If We Extend Our Past, We Can Reach a Carbon Free Future

By Bruce Naegel, December 2015.

The Department of Energy (DOE) released a study on energy trends that complements work done by Dan Kammen at UC Berkeley and Mark Z Jacobson at Stanford. The DOE study shows renewable energy progress through 2014. The two professors have published extensively on how we can build a carbon free economy based on what we know now.

The Renewables Vision in the DOE Report. Credit:Revolution Now.

Here are highlights from the DOE study:

1.     About 70% of new generating capacity is from renewable energy, mostly wind and solar.

2.     Two states (California and New York) have legislated goals of 50% renewable energy by 2030 and Hawaii and a goal of 100% renewable energy by 2045

3.     The DOE estimates that the total energy generated by wind in 2050 is 35%. The wind belt from Texas to North Dakota  has enough wind to supply 20% of the energy needed by the US.

4.     Land based Wind  capacity is now  70 GW while the cost of Wind Energy has dropped from $.60 per Kw/Hr to around t$.06 per kW Hr.

5.     Utility based Solar is continuing to drop and the lowest cost electricity today comes from a solar farm in Austin TX. With PPAs (Power Purchase Agreements at $.05 per kW/ Hr.

6.     LED Lighting continues to get more affordable dropping 80% from 2008 to 2014 as part of a larger trend increasing energy efficiency.

7.     Electricity use will grow but at a slowing rate to 20% growth over today’s rates by 2040

8.     Electricity consumption will grow in part as we move to an electric  transportation system , We have 300,000 electric vehicles on the road in the US by 2014.  In California, it is a bit under 200,000 today. The state goal is to grow s to 1.5 Million EVs by 2025. The current  cost of batteries for electric cars is around $300 per kWh, and this is projected to drop to  $100 per kWh by 2020.

9.     The electric power industry will get increasingly cleaner over time as coal retires. However the switch to Natural Gas will have to be accompanied with aggressive monitoring of Indianapolis has aggressive monitoring and few leaks. Boston in contrast has no program and many leaks.

Net Positive and Next Steps:

1. The DOE study indicates we have made progress towards a decarbonized future. This makes the goal of getting to a future where we export more renewable energy than we use more possible.

2. We need to continue down these pathways as indicated by studies from Dan Kammen and Mark Z Jacobson.

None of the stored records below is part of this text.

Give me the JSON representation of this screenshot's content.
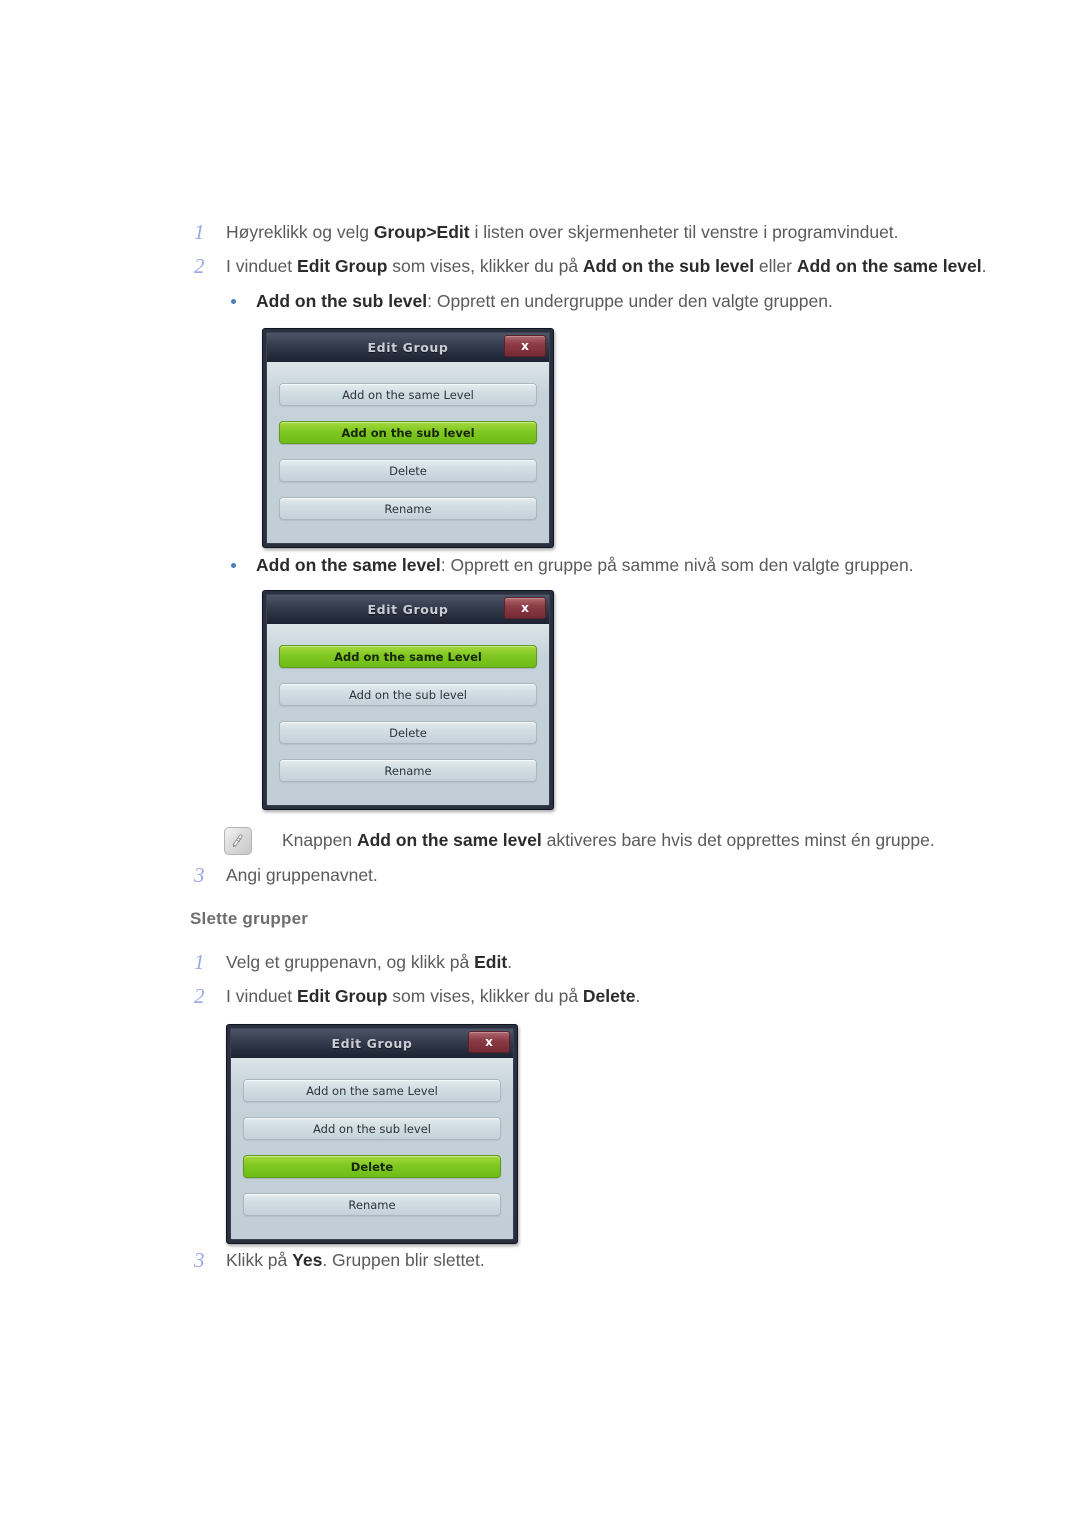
{
  "document": {
    "language": "no",
    "section_heading": "Slette grupper"
  },
  "colors": {
    "step_number": "#9aa6e6",
    "bullet": "#4a7ebb",
    "body_text": "#5a5a5c",
    "bold_text": "#2c2c2e",
    "dialog_selected_green": "#7fc822",
    "dialog_close_red": "#8e3c46",
    "dialog_frame": "#2b3040",
    "dialog_body": "#c6d2d9"
  },
  "steps_create": [
    {
      "number": "1",
      "parts": [
        {
          "t": "Høyreklikk og velg ",
          "b": false
        },
        {
          "t": "Group>Edit",
          "b": true
        },
        {
          "t": " i listen over skjermenheter til venstre i programvinduet.",
          "b": false
        }
      ]
    },
    {
      "number": "2",
      "parts": [
        {
          "t": "I vinduet ",
          "b": false
        },
        {
          "t": "Edit Group",
          "b": true
        },
        {
          "t": " som vises, klikker du på ",
          "b": false
        },
        {
          "t": "Add on the sub level",
          "b": true
        },
        {
          "t": " eller ",
          "b": false
        },
        {
          "t": "Add on the same level",
          "b": true
        },
        {
          "t": ".",
          "b": false
        }
      ]
    },
    {
      "number": "3",
      "parts": [
        {
          "t": "Angi gruppenavnet.",
          "b": false
        }
      ]
    }
  ],
  "bullets": [
    {
      "parts": [
        {
          "t": "Add on the sub level",
          "b": true
        },
        {
          "t": ": Opprett en undergruppe under den valgte gruppen.",
          "b": false
        }
      ]
    },
    {
      "parts": [
        {
          "t": "Add on the same level",
          "b": true
        },
        {
          "t": ": Opprett en gruppe på samme nivå som den valgte gruppen.",
          "b": false
        }
      ]
    }
  ],
  "note": {
    "icon": "note-pencil-icon",
    "parts": [
      {
        "t": "Knappen ",
        "b": false
      },
      {
        "t": "Add on the same level",
        "b": true
      },
      {
        "t": " aktiveres bare hvis det opprettes minst én gruppe.",
        "b": false
      }
    ]
  },
  "steps_delete": [
    {
      "number": "1",
      "parts": [
        {
          "t": "Velg et gruppenavn, og klikk på ",
          "b": false
        },
        {
          "t": "Edit",
          "b": true
        },
        {
          "t": ".",
          "b": false
        }
      ]
    },
    {
      "number": "2",
      "parts": [
        {
          "t": "I vinduet ",
          "b": false
        },
        {
          "t": "Edit Group",
          "b": true
        },
        {
          "t": " som vises, klikker du på ",
          "b": false
        },
        {
          "t": "Delete",
          "b": true
        },
        {
          "t": ".",
          "b": false
        }
      ]
    },
    {
      "number": "3",
      "parts": [
        {
          "t": "Klikk på ",
          "b": false
        },
        {
          "t": "Yes",
          "b": true
        },
        {
          "t": ". Gruppen blir slettet.",
          "b": false
        }
      ]
    }
  ],
  "dialogs": [
    {
      "id": "edit-group-sub-level",
      "title": "Edit Group",
      "close_label": "x",
      "buttons": [
        {
          "label": "Add on the same Level",
          "selected": false
        },
        {
          "label": "Add on the sub level",
          "selected": true
        },
        {
          "label": "Delete",
          "selected": false
        },
        {
          "label": "Rename",
          "selected": false
        }
      ]
    },
    {
      "id": "edit-group-same-level",
      "title": "Edit Group",
      "close_label": "x",
      "buttons": [
        {
          "label": "Add on the same Level",
          "selected": true
        },
        {
          "label": "Add on the sub level",
          "selected": false
        },
        {
          "label": "Delete",
          "selected": false
        },
        {
          "label": "Rename",
          "selected": false
        }
      ]
    },
    {
      "id": "edit-group-delete",
      "title": "Edit Group",
      "close_label": "x",
      "buttons": [
        {
          "label": "Add on the same Level",
          "selected": false
        },
        {
          "label": "Add on the sub level",
          "selected": false
        },
        {
          "label": "Delete",
          "selected": true
        },
        {
          "label": "Rename",
          "selected": false
        }
      ]
    }
  ]
}
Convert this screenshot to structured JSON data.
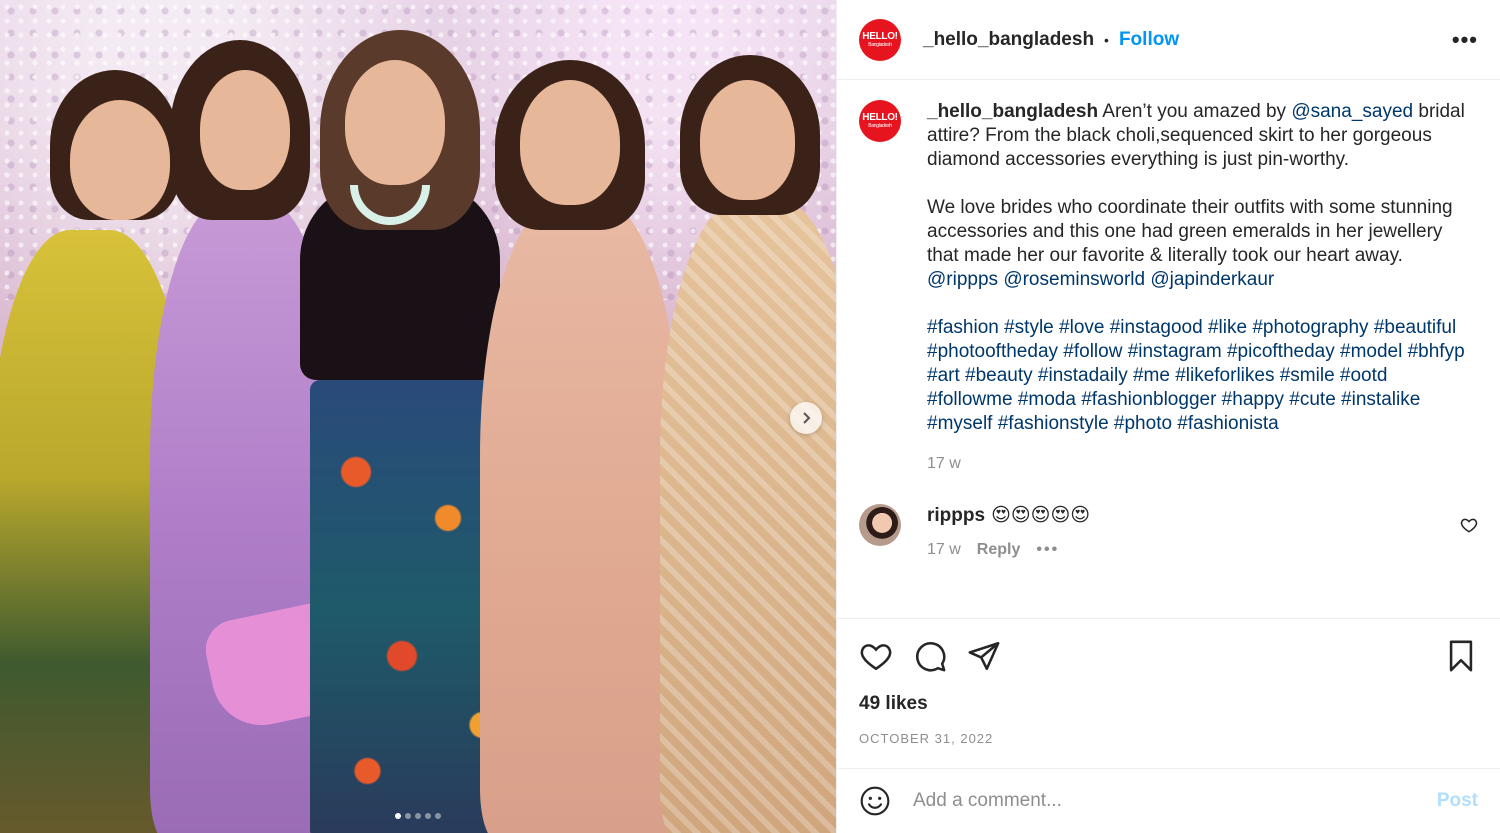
{
  "photo": {
    "description_icon": "carousel-next-icon",
    "slide_count": 5,
    "active_slide": 1
  },
  "header": {
    "logo_text": "HELLO!",
    "logo_sub": "Bangladesh",
    "username": "_hello_bangladesh",
    "separator": "•",
    "follow_label": "Follow",
    "more_label": "•••"
  },
  "caption": {
    "username": "_hello_bangladesh",
    "text1": " Aren’t you amazed by ",
    "mention1": "@sana_sayed",
    "text2": " bridal attire? From the black choli,sequenced skirt to her gorgeous diamond accessories everything is just pin-worthy.",
    "text3": "We love brides who coordinate their outfits with some stunning accessories and this one had green emeralds in her jewellery that made her our favorite & literally took our heart away.",
    "mentions": "@rippps @roseminsworld @japinderkaur",
    "hashtags": "#fashion #style #love #instagood #like #photography #beautiful #photooftheday #follow #instagram #picoftheday #model #bhfyp #art #beauty #instadaily #me #likeforlikes #smile #ootd #followme #moda #fashionblogger #happy #cute #instalike #myself #fashionstyle #photo #fashionista",
    "time": "17 w"
  },
  "comment": {
    "username": "rippps",
    "emojis": "😍😍😍😍😍",
    "time": "17 w",
    "reply_label": "Reply",
    "more_label": "•••"
  },
  "actions": {
    "likes": "49 likes",
    "date": "OCTOBER 31, 2022"
  },
  "comment_bar": {
    "placeholder": "Add a comment...",
    "post_label": "Post"
  },
  "colors": {
    "link_blue": "#0095f6",
    "hashtag": "#00376b",
    "brand_red": "#e5141f"
  }
}
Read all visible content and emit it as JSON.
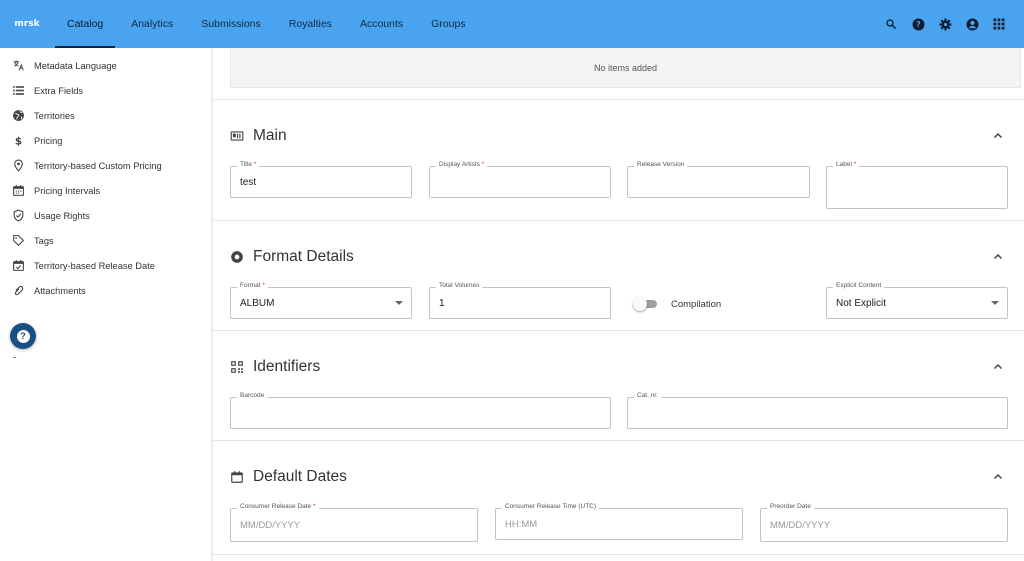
{
  "app": {
    "logo_text": "mrsk"
  },
  "nav": {
    "items": [
      {
        "label": "Catalog",
        "active": true
      },
      {
        "label": "Analytics"
      },
      {
        "label": "Submissions"
      },
      {
        "label": "Royalties"
      },
      {
        "label": "Accounts"
      },
      {
        "label": "Groups"
      }
    ],
    "icons": [
      "search-icon",
      "help-icon",
      "settings-icon",
      "account-icon",
      "apps-grid-icon"
    ]
  },
  "sidebar": {
    "items": [
      {
        "label": "Metadata Language",
        "icon": "translate-icon"
      },
      {
        "label": "Extra Fields",
        "icon": "list-icon"
      },
      {
        "label": "Territories",
        "icon": "globe-icon"
      },
      {
        "label": "Pricing",
        "icon": "dollar-icon"
      },
      {
        "label": "Territory-based Custom Pricing",
        "icon": "location-pin-icon"
      },
      {
        "label": "Pricing Intervals",
        "icon": "calendar-icon"
      },
      {
        "label": "Usage Rights",
        "icon": "shield-check-icon"
      },
      {
        "label": "Tags",
        "icon": "tag-icon"
      },
      {
        "label": "Territory-based Release Date",
        "icon": "calendar-check-icon"
      },
      {
        "label": "Attachments",
        "icon": "attachment-icon"
      }
    ],
    "help_label": "?"
  },
  "main": {
    "no_items": "No items added",
    "sections": {
      "main": {
        "title": "Main",
        "fields": {
          "title": {
            "label": "Title",
            "required": "*",
            "value": "test"
          },
          "display_artists": {
            "label": "Display Artists",
            "required": "*",
            "value": ""
          },
          "release_version": {
            "label": "Release Version",
            "value": ""
          },
          "label": {
            "label": "Label",
            "required": "*",
            "value": ""
          }
        }
      },
      "format": {
        "title": "Format Details",
        "fields": {
          "format": {
            "label": "Format",
            "required": "*",
            "value": "ALBUM"
          },
          "total_volumes": {
            "label": "Total Volumes",
            "value": "1"
          },
          "compilation": {
            "label": "Compilation",
            "on": false
          },
          "explicit": {
            "label": "Explicit Content",
            "value": "Not Explicit"
          }
        }
      },
      "identifiers": {
        "title": "Identifiers",
        "fields": {
          "barcode": {
            "label": "Barcode",
            "value": ""
          },
          "cat_nr": {
            "label": "Cat. nr.",
            "value": ""
          }
        }
      },
      "dates": {
        "title": "Default Dates",
        "fields": {
          "consumer_release_date": {
            "label": "Consumer Release Date",
            "required": "*",
            "placeholder": "MM/DD/YYYY"
          },
          "consumer_release_time": {
            "label": "Consumer Release Time (UTC)",
            "placeholder": "HH:MM"
          },
          "preorder_date": {
            "label": "Preorder Date",
            "placeholder": "MM/DD/YYYY"
          }
        }
      }
    }
  }
}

3. We need to ensure the policies are in place to keep this going in CA, and hopefully across the country.

4. Business models in the utilities sector have to evolve in a way that guarantees we continue to move to more renewable energy.